Develop and Write the Policy
With goals and samples in hand, write the policy using simple words and concepts. Speak directly to the people who will be reading, enforcing, and living by the policy. After each paragraph, ask yourself “what if” questions to make certain the policy is covering the basics and the normal exceptions and questions. Do not obsess over this, however; as stated, no policy ever covers every possible contingency.
Review the Policy
Select several employees, or even a small pilot group, to read the policy and ask any questions they might have about the policy. This review provides feedback that employees will be able to understand and follow the policy. Rewrite the policy based on the feedback.
Obtain Management Support for the Policy

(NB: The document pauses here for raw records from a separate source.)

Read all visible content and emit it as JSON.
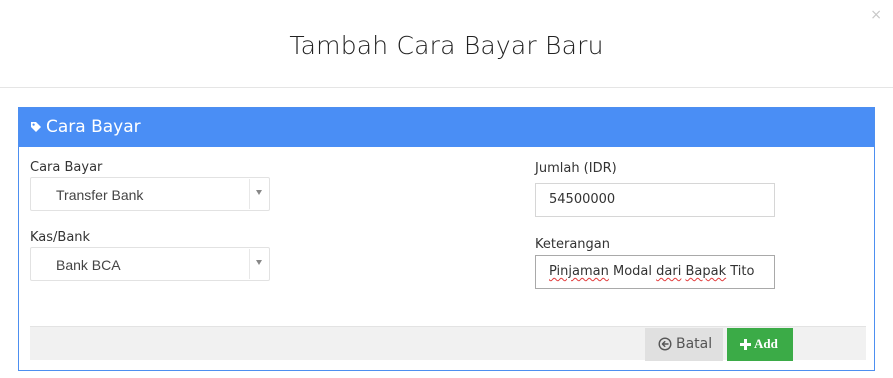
{
  "modal": {
    "title": "Tambah Cara Bayar Baru",
    "close_symbol": "×"
  },
  "panel": {
    "heading": "Cara Bayar",
    "heading_icon": "tag-icon",
    "accent_color": "#4a8ef5"
  },
  "form": {
    "cara_bayar": {
      "label": "Cara Bayar",
      "value": "Transfer Bank"
    },
    "kas_bank": {
      "label": "Kas/Bank",
      "value": "Bank BCA"
    },
    "jumlah": {
      "label": "Jumlah (IDR)",
      "value": "54500000"
    },
    "keterangan": {
      "label": "Keterangan",
      "words": [
        "Pinjaman",
        "Modal",
        "dari",
        "Bapak",
        "Tito"
      ]
    }
  },
  "footer": {
    "batal_label": "Batal",
    "batal_icon": "arrow-circle-left-icon",
    "add_label": "Add",
    "add_icon": "plus-icon",
    "add_color": "#3bab47"
  }
}
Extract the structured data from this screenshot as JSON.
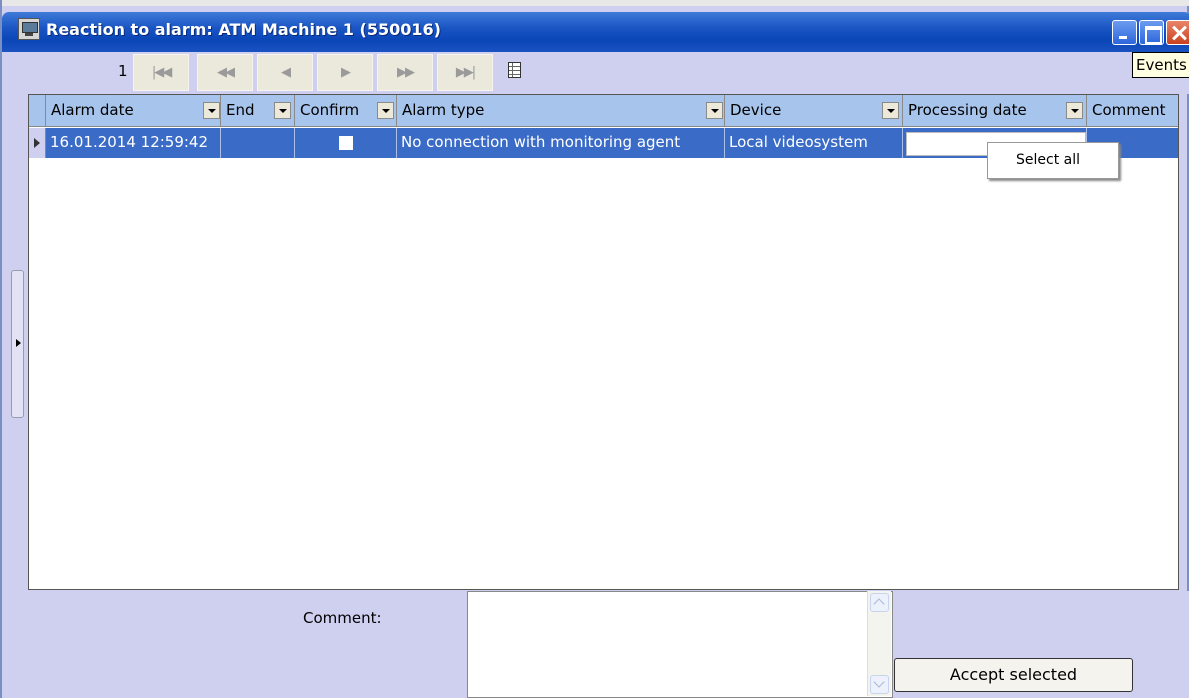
{
  "window": {
    "title": "Reaction to alarm: ATM Machine 1 (550016)",
    "tooltip": "Events"
  },
  "navbar": {
    "page": "1",
    "buttons": [
      {
        "name": "first-page-button",
        "glyph": "|◀◀"
      },
      {
        "name": "prev-page-set-button",
        "glyph": "◀◀"
      },
      {
        "name": "prev-page-button",
        "glyph": "◀"
      },
      {
        "name": "next-page-button",
        "glyph": "▶"
      },
      {
        "name": "next-page-set-button",
        "glyph": "▶▶"
      },
      {
        "name": "last-page-button",
        "glyph": "▶▶|"
      }
    ]
  },
  "table": {
    "columns": [
      "Alarm date",
      "End",
      "Confirm",
      "Alarm type",
      "Device",
      "Processing date",
      "Comment"
    ],
    "rows": [
      {
        "alarm_date": "16.01.2014 12:59:42",
        "end": "",
        "confirm": false,
        "alarm_type": "No connection with monitoring agent",
        "device": "Local videosystem",
        "processing_date": "",
        "comment": ""
      }
    ]
  },
  "context_menu": {
    "select_all": "Select all"
  },
  "bottom": {
    "comment_label": "Comment:",
    "comment_value": "",
    "accept_button": "Accept selected"
  }
}
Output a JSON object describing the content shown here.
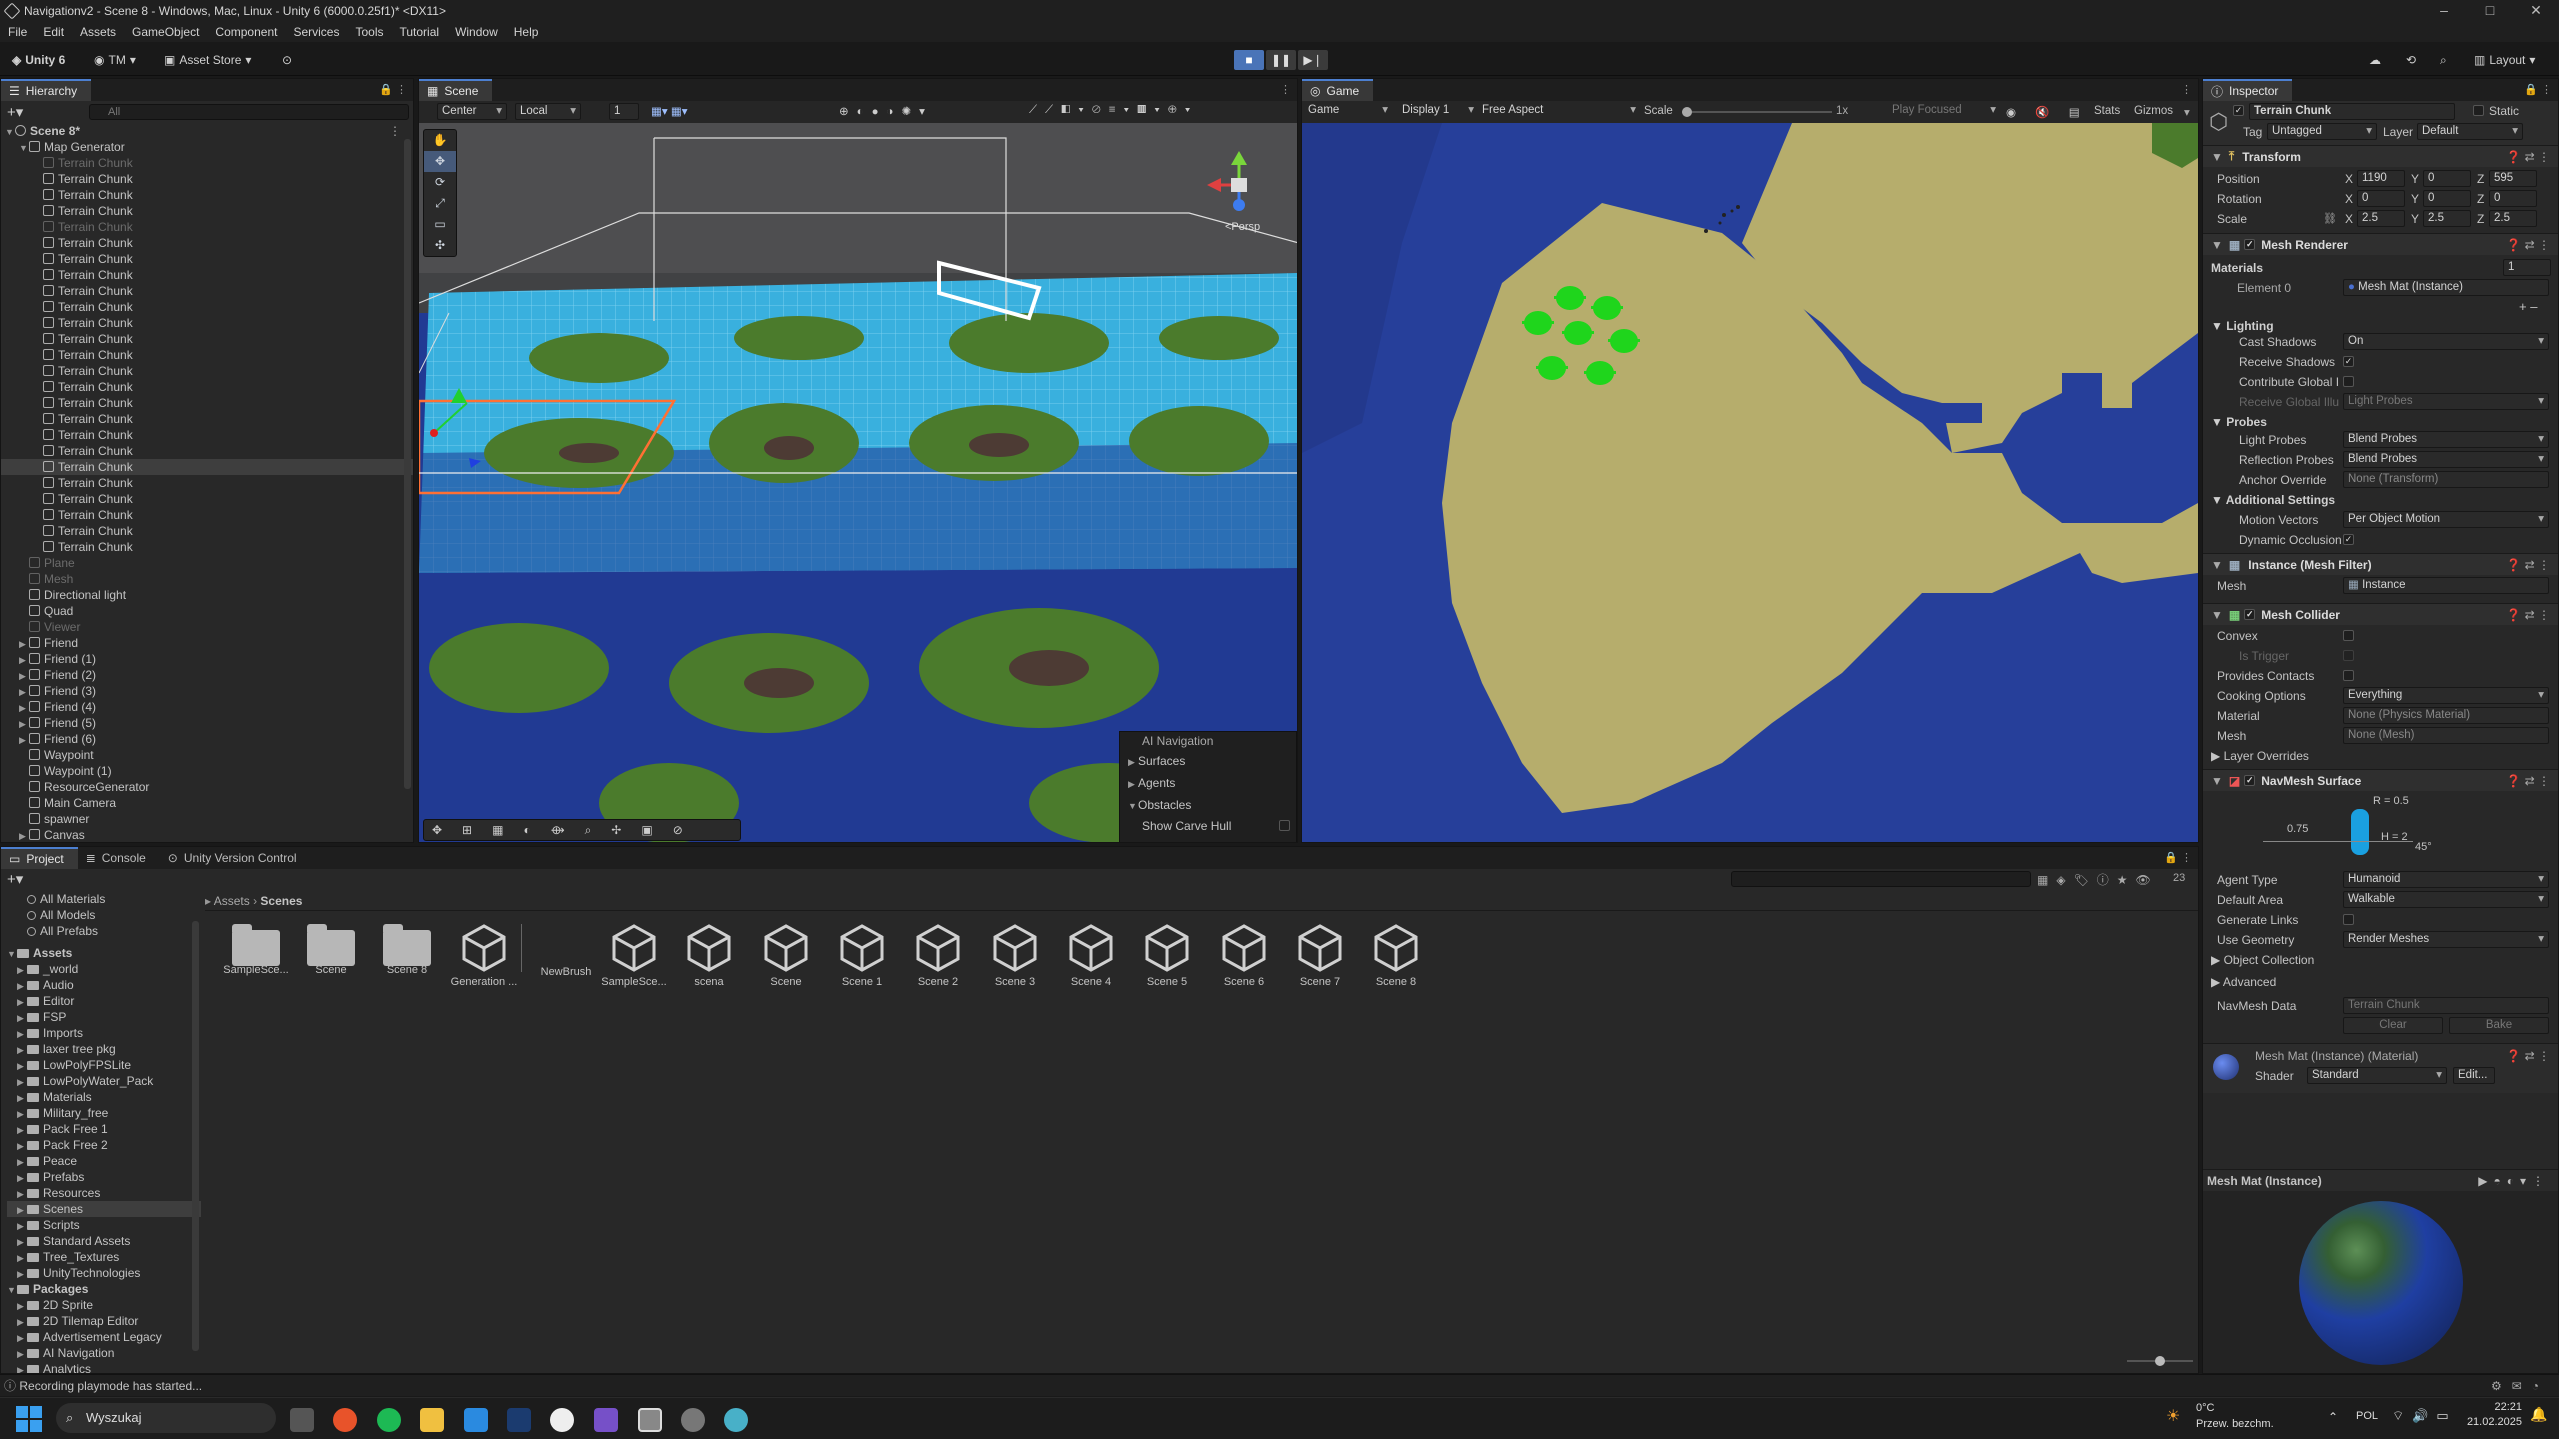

Review the policy with the managers who will have to lead and put into effect the policy. You will want to have their support and ownership of the policy. You will have started this process much earlier, even as early as when you identified the need for the policy, but management support as you implement the policy is crucial.
Obtain Legal Review of the Policy
If the policy has legal implications, is litigious by its nature, has personal implications for employees (such as security procedures), you will want to have your attorney review the policy before you distribute the policy further. Make sure you communicate to your attorney that you do not want the policy rewritten in “legalese.” You want the policy reviewed for legal implications and appropriate wording.
Implement the Policy
In small groups, individually, or in a company meeting, depending generally on the controversial nature of the policy and the ease with which it will be understood, distribute and review the new policy. Give employees a chance to ask questions.
The policy should always consist of the policy on a piece of paper with the employee sign off on a second sheet. Employees can sign off that they have received and understand the policy, yet retain a copy for their own files.
This is a sample signoff statement to use:
I acknowledge receipt of and understanding of the (Your Company) Policy. The policy is effective (Date) until further notice.
Employee Name (Please Print)
Decide How You Will Communicate the Policy in the Future
Include the policy in your employee handbook. You may also want the policy to become part of your New Employee Orientation. Some companies place policies in their Intranet or in a policy folder on the computer network’s common drive. Determine whether you will want to distribute the policy by additional methods.
You will also want to archive and date former policies that this policy replaces. You may need them for legal or other reference in the future.
Interpret and Integrate the Policy
No matter what you write in the policy, your later policy application and work practices will determine the real meaning of the policy. Think “consistent” and “fair” as you interpret the policy over time. When you find your practices differing from the written policy, it is time to review and rewrite the policy and the cycle starts again.